More on buying without deposit

I wrote a couple of weeks ago about the amount of enquiries mortgage brokers are facing around buying without deposit and I forgot to mention a couple of other important ways to buy without deposit in my previous post.

Firstly it is possible to arrange a gifted deposit from relatives or even possibly another interested party using a form of contract which entitles them to ownership of the relevant share of the property. This contract would allow you to buy the interested party out at your choice or entitle them to the share on sale.

This device gives the potential giftor a legal right to some of the proceeds of sale even if values continue to fall and much more certainty of receiving their gift back in the future.

Also those who are lucky enough to have the right to buy a council property may be able to buy without deposit as well because many lenders will accept the discounted value of the property as the deposit as long as their valuation reflects the councils figures.
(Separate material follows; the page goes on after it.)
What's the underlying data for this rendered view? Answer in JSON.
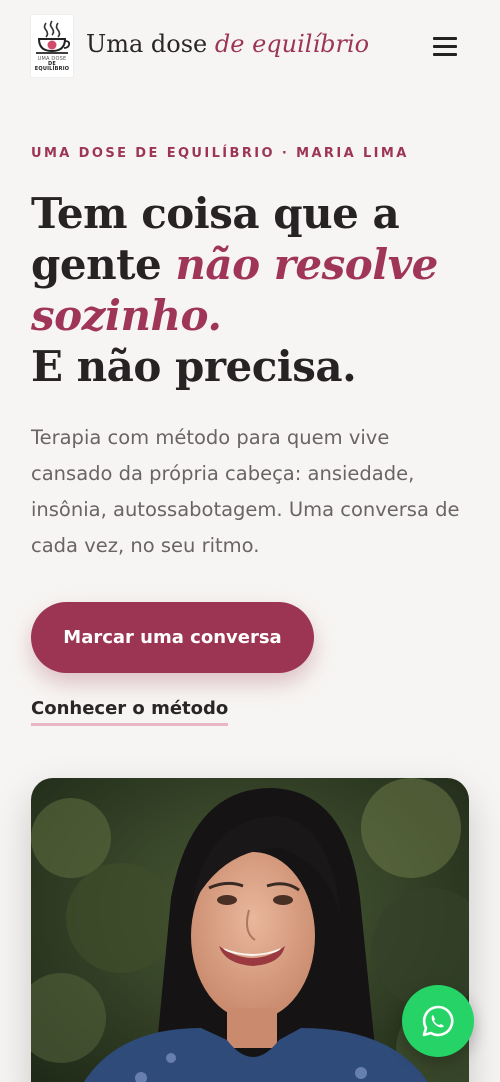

However if you are  eligible for a Right to Buy but live in a council flat don’t get too excited straight away as many lenders are restricting their exposure on flats due to the flood of 1 bed properties during the boom so if your property isn’t a house its a good idea to speak to a mortgage advisor and see whether a deposit will or will not be required.

Can I Buy without a deposit?

A big question for many first time buyers at the moment is how can I purchase a house without a deposit in the absence of 100% mortgage products.

One way that is possible is the governments Home Buy Direct shared equity scheme which allows customers to buy a house for 70% or more of its value, the developer or makes a loan for the remainder on an interest free basis which later reverts to a very low rate such as 1.75% after several years. Some of the property developers involved in the scheme are offering purchase without deposit.

The scheme operator is repaid either by staircasing (buying a larger stake in the property towards 100% ownership) or on sale of the property in which case they will take their percentage of the sale value.

Housing associations may also run similar schemes known as shared ownership where you purchase between 25-75% of a property typically and pay a nominal rent on the remainder however these may require a deposit. Broadly both schemes are quite similar.

To find out more search for Home buy Direct on Google etc or for housing associations in your area.

However one way that usually wouldn’t work is if the vendor simply strikes the deposit value off the sale price. Known as a vendors deposit this is now very unlikely to be accepted and pretty much all lenders will take the lesser figure for the valuation leaving you back at square one.